San Diego police discuss safety amid concerns about La Jolla burglaries, summer and Shores attack

Police Lt. Rick Aguilar and Community Relations Officer Jessica Thrift address the La Jolla Shores Association on June 8.
San Diego police Lt. Rick Aguilar and Community Relations Officer Jessica Thrift address the La Jolla Shores Association meeting June 8 online.
(Ashley Mackin-Solomon)

Representatives of the San Diego Police Department were on hand at various La Jolla planning group meetings this week to address everything from ongoing residential burglaries to a recent attack on a woman in La Jolla Shores.

Here’s what some groups asked San Diego’s men and women in blue.

Bird Rock Community Council

SDPD Lt. Rick Aguilar and Community Relations Officer Jessica Thrift spoke at the June 7 Bird Rock Community Council meeting, taking questions centered largely on a recent string of home burglaries in the nearby Muirlands area and additional summer law enforcement.

Police have linked the burglaries to a “sophisticated” South American crime ring. Capt. Scott Wahl said during a Jan. 21 community meeting that there had been 56 residential burglaries in La Jolla in the preceding six months, 18 of which were believed connected to the crime ring. As a result, the Police Department’s Northern Division deployed additional resources to the area, including plainclothes officers and a detective on a task force to follow leads.

Aguilar said June 7 that four to six burglaries have taken place in the past three months that are believed connected to the crime ring.

Officers are continuing to work undercover and overtime, he said, but the area can be “vulnerable” when officers attend to other incidents nearby, such as reports of loud and potentially dangerous gatherings at the Camino de la Costa viewpoint in the Lower Hermosa neighborhood.

BRCC President John Newsam said that as summer approaches, “we get a lot more visitors, which we welcome, but it also comes with some concerns.”

Aguilar said lower-than-desired staffing levels mean “we have to get the entire city involved when it comes to having the beaches safe for people to come visit and for the residents that are here.”

He said the Police Department asked the chief to have officers work 12-hour shifts during the Fourth of July weekend from Friday, July 1, through the morning of Tuesday, July 5.

“When the officers start their shift, that is going to allow us to pull our second watch officers, which work between 2 p.m. and midnight, to come to the beach areas,” Aquilar said.

A similar strategy was used over the Memorial Day weekend and yielded an additional 75 officers at the coast from other divisions.
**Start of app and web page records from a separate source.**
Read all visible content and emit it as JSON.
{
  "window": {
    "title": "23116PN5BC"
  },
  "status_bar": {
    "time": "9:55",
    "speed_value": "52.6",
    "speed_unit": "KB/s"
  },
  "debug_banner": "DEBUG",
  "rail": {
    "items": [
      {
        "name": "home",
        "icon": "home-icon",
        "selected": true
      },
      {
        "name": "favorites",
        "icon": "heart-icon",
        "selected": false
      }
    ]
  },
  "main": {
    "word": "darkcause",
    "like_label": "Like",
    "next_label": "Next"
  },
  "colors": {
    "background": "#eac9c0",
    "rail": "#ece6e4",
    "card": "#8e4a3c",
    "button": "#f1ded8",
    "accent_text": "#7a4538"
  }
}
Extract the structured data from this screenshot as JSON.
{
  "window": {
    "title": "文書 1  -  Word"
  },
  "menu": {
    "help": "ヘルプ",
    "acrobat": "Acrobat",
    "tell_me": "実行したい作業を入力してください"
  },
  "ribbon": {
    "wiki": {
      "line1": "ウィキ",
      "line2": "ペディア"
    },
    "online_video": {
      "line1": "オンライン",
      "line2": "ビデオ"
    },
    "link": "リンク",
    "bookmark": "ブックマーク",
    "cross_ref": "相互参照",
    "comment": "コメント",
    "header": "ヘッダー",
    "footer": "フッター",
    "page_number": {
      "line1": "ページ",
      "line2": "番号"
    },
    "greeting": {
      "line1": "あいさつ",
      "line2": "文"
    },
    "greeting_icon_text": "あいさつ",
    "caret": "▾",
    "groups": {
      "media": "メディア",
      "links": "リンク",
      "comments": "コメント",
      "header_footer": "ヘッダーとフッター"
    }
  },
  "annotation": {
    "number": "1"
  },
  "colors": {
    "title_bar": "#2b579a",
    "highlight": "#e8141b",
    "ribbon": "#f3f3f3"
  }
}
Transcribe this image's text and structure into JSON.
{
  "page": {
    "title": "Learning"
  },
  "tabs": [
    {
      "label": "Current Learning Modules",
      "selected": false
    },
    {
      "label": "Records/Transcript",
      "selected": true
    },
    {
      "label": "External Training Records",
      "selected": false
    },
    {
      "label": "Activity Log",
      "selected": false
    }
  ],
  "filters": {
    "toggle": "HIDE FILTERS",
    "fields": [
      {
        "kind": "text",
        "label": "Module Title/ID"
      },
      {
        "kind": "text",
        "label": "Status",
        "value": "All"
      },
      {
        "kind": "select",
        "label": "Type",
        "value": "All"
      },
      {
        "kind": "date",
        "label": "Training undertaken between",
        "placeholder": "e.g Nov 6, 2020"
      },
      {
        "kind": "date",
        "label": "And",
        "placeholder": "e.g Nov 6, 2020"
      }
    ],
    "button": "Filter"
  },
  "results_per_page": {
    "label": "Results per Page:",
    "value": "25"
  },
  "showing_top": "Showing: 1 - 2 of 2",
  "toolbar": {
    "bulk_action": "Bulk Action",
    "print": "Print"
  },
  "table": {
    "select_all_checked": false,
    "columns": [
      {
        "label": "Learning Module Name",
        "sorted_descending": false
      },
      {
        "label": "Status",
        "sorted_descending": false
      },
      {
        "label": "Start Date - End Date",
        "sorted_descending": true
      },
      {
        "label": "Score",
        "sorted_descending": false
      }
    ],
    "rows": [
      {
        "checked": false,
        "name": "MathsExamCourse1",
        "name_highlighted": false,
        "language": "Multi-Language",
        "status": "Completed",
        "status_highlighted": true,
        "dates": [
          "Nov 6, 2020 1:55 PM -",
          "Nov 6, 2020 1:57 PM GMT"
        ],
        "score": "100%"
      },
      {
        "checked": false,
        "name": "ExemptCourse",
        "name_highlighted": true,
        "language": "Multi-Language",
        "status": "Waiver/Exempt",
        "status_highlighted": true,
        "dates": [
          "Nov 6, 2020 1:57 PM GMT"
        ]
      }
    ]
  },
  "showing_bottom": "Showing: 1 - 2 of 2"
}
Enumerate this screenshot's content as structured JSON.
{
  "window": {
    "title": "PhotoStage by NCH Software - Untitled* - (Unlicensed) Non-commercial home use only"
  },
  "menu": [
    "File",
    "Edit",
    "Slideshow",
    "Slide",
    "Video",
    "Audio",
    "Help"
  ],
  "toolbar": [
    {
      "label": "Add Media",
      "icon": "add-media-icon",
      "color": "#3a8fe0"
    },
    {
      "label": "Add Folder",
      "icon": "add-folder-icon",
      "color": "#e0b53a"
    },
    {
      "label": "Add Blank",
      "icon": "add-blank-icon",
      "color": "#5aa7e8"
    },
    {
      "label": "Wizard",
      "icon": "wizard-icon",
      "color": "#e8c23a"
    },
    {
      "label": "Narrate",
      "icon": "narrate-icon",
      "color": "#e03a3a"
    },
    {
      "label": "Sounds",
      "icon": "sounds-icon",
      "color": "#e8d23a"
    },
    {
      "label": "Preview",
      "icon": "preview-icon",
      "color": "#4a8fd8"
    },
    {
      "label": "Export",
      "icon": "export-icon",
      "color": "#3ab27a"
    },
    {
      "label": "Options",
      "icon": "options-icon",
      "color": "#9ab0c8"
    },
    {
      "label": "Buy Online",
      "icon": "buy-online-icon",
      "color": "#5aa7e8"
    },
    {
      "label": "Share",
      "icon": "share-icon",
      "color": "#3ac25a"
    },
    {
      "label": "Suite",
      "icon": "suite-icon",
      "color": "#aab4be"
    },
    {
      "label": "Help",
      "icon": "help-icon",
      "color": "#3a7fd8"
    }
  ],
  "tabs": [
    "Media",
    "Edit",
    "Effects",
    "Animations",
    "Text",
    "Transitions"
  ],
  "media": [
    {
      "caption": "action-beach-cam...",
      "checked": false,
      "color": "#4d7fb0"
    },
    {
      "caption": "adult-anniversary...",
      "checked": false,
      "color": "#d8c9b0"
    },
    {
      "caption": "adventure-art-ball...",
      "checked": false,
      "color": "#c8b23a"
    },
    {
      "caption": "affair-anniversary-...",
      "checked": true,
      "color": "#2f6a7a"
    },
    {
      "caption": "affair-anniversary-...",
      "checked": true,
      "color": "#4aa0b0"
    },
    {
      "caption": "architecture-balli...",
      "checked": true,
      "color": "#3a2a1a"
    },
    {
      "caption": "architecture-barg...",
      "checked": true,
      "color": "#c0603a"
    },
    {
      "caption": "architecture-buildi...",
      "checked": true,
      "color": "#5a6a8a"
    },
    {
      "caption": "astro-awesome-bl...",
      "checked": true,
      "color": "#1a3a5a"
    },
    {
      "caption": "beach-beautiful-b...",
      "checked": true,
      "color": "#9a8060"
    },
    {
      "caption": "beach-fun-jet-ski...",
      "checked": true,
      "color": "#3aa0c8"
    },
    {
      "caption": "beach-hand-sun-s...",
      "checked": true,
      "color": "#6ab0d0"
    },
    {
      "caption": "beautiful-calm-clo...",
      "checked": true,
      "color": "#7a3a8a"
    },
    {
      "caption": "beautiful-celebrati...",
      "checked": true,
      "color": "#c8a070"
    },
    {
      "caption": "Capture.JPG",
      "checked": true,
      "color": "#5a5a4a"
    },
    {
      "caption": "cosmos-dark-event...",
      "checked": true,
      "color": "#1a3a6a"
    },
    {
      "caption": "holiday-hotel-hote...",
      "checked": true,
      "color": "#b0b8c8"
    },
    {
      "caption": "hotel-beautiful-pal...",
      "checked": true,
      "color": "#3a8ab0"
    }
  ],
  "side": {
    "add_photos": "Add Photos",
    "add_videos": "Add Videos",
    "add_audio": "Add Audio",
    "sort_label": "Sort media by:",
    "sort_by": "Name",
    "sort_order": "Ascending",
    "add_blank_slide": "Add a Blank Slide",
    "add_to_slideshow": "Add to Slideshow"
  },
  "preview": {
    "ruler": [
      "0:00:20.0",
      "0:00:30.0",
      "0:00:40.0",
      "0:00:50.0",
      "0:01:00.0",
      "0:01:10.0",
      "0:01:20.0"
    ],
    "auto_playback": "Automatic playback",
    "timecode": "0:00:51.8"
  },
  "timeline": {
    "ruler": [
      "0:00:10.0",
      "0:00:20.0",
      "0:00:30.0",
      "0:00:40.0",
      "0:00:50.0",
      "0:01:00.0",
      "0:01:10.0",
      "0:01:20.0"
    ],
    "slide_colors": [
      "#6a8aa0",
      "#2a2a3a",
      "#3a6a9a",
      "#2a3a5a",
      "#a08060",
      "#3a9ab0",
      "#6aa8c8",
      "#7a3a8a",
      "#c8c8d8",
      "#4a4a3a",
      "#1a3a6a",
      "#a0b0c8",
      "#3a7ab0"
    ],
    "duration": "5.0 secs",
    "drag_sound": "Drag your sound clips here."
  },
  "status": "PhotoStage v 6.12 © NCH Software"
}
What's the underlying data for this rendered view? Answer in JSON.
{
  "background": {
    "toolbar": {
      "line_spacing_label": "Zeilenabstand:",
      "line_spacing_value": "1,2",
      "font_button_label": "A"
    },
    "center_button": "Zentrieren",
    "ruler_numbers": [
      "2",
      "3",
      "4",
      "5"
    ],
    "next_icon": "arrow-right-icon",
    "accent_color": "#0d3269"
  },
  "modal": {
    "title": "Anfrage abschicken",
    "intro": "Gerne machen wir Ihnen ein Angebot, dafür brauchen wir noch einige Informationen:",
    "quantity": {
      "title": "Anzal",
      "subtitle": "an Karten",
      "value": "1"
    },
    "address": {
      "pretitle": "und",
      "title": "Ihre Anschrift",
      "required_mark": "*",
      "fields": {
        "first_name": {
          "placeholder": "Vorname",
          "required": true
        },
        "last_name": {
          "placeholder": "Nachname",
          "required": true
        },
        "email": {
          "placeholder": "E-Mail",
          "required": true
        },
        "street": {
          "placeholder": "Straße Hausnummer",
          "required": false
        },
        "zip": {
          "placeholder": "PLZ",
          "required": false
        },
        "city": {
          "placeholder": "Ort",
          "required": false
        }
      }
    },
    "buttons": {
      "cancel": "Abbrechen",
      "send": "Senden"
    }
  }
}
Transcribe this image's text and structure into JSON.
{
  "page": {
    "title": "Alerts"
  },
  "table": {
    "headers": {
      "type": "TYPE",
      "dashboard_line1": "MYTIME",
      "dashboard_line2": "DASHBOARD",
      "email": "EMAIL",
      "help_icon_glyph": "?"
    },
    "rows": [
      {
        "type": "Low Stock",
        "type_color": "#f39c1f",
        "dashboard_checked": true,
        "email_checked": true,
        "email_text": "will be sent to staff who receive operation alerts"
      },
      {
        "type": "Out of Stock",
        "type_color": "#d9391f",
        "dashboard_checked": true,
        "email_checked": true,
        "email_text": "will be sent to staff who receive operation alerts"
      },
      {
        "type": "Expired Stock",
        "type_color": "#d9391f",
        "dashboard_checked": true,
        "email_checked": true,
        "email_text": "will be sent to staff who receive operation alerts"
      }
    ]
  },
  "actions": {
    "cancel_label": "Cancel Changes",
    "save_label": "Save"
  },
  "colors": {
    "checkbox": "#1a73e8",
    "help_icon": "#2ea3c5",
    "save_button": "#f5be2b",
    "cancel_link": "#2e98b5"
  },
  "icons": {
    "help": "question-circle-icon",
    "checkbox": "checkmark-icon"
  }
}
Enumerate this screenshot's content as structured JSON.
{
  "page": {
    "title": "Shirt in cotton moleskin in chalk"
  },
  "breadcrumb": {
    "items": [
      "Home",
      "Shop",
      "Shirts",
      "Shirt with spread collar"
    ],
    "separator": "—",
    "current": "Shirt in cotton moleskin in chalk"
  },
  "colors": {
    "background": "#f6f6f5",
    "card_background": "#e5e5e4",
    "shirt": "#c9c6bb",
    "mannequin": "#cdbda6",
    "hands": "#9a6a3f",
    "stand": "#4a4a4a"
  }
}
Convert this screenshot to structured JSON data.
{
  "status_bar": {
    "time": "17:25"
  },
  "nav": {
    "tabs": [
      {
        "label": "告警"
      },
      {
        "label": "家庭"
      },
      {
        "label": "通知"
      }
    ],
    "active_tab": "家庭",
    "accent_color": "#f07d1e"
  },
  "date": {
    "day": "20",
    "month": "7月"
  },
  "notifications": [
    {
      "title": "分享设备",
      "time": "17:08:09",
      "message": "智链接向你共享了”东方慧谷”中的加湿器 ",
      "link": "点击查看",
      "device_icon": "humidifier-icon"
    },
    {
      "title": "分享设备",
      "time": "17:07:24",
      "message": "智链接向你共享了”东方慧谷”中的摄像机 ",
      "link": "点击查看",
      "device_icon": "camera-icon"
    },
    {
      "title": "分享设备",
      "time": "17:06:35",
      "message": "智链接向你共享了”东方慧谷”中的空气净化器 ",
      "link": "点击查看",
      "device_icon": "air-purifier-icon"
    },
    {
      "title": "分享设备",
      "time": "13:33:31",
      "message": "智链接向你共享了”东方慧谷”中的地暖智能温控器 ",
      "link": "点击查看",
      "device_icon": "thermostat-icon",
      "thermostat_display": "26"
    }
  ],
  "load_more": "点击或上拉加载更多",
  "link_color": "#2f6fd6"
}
When approximately 10 to 12 supplemental officers are stationed in La Jolla, they patrol La Jolla Shores, Marine Street Beach, Windansea, Bird Rock and Coast Walk.

“We’re going to do a lot of enforcement, making sure everyone out here is safe … and educating people as well,” Aguilar said.

After hearing from two supporters of the “PrOTECT Act,” a proposed measure that aims to put new limits on police power in San Diego, the La Jolla Town Council voted June 9 to send a letter to San Diego City Councilman Joe LaCava opposing it.

June 11, 2022

La Jolla Town Council

Lt. Brian Avera spoke at the June 9 La Jolla Town Council meeting, offering tips on staying safe.

Referring to the string of burglaries, he said “a lot of us will turn on lights when we’re home, but when we’re not home, those lights don’t go on. So that can be an indicator.”

In some cases, he said, thieves will knock on the door to confirm that no one is home before breaking in through the back.

He also provided safety tips for when out walking, in light of an attack on a 59-year-old woman as she walked on the sand at La Jolla Shores around 5 a.m. June 3.

San Diego police are hoping someone can help identify a man who ambushed a 59-year-old woman as she walked on the sand at La Jolla Shores last week, seriously beating her — including with her own cane — then running off.

June 10, 2022

“I think it’s always safe to walk in pairs,” Avera said. “Pay attention to what time of day it is. Usually it’s a rule of thumb that when it’s dark outside, there seems to be an increased frequency of crime that happens out there. … Something that everyone can do [is carry] a whistle or heavy flashlight.”

He also suggested not wearing headphones or wireless earbuds in both ears at the same time so you can hear what’s going on around you. ◆